> **Aim of the task**
Locate the line containing "Output a JSON" in the data below. Reproduce it and every following line up to the end, exactly as given.

> **Dataset excerpts**
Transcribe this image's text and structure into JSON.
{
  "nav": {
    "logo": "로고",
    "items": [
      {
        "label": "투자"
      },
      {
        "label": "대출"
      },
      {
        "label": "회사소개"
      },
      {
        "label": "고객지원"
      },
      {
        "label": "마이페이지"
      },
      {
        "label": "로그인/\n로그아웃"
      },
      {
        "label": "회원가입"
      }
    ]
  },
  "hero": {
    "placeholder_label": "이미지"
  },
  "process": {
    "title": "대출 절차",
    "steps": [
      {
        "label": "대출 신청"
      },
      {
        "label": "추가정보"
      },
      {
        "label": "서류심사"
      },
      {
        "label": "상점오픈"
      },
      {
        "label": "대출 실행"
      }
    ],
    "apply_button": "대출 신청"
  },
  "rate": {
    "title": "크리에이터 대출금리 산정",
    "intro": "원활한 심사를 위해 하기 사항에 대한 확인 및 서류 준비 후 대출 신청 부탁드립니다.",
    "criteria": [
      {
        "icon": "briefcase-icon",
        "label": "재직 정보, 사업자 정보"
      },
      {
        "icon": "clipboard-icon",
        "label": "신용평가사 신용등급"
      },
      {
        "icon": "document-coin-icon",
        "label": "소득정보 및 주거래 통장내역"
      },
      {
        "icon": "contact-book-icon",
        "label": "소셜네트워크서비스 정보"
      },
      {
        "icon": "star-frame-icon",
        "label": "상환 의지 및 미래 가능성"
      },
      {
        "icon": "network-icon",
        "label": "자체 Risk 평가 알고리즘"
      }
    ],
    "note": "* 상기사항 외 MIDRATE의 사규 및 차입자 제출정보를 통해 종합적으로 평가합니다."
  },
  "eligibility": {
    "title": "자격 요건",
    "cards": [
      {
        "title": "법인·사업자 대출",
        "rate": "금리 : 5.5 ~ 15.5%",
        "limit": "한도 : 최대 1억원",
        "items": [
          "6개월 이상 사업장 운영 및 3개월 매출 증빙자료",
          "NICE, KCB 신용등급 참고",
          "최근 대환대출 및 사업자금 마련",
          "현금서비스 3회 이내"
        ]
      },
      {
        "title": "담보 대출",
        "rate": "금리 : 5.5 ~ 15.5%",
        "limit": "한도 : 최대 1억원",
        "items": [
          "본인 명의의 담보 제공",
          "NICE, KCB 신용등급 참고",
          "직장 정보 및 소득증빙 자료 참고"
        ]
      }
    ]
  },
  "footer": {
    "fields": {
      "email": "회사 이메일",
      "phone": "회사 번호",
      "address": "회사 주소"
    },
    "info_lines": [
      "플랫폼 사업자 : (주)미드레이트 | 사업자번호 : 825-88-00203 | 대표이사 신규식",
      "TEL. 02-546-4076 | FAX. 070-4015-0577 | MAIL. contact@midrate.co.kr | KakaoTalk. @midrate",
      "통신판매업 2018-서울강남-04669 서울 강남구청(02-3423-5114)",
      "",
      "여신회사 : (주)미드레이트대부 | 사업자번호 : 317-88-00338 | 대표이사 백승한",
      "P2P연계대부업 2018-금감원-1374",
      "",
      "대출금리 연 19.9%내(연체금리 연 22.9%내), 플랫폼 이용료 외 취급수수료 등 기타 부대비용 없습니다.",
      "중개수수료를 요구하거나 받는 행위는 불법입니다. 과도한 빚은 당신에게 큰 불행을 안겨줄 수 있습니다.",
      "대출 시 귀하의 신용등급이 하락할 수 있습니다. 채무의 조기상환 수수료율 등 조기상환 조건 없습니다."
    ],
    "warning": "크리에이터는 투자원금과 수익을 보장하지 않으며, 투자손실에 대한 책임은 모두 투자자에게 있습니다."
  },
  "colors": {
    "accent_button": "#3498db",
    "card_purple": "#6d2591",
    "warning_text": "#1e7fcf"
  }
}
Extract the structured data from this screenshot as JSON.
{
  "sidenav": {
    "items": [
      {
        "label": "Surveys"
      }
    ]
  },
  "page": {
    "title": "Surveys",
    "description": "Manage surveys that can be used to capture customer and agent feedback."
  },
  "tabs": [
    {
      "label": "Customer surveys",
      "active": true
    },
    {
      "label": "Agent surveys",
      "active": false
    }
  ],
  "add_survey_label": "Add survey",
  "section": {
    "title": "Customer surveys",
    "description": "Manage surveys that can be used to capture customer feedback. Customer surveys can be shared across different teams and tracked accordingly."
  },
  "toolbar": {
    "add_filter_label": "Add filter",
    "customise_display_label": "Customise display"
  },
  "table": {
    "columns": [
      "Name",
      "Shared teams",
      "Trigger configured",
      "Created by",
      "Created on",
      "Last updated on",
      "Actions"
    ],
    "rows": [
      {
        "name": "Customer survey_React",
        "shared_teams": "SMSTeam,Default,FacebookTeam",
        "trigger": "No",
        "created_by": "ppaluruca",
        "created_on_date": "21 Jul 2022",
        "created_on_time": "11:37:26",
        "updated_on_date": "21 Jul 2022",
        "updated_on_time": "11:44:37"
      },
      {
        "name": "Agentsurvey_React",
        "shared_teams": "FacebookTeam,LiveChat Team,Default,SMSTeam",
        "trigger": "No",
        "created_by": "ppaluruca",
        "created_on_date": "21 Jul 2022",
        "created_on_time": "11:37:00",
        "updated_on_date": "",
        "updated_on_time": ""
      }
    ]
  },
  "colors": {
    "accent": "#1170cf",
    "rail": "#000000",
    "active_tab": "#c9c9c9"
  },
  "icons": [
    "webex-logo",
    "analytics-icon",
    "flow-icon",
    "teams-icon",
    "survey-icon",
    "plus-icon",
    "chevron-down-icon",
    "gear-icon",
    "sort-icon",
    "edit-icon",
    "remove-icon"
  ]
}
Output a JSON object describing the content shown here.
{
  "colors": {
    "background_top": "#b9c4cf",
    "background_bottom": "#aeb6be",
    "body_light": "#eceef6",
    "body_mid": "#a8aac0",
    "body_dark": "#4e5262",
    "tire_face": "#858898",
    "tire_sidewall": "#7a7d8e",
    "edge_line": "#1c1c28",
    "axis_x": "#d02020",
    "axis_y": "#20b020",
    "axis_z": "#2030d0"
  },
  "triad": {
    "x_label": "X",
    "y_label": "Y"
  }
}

> **Result below**
Output a JSON object describing the content shown here.
{
  "colors": {
    "background_top": "#b9c4cf",
    "background_bottom": "#aeb6be",
    "body_light": "#eceef6",
    "body_mid": "#a8aac0",
    "body_dark": "#4e5262",
    "tire_face": "#858898",
    "tire_sidewall": "#7a7d8e",
    "edge_line": "#1c1c28",
    "axis_x": "#d02020",
    "axis_y": "#20b020",
    "axis_z": "#2030d0"
  },
  "triad": {
    "x_label": "X",
    "y_label": "Y"
  }
}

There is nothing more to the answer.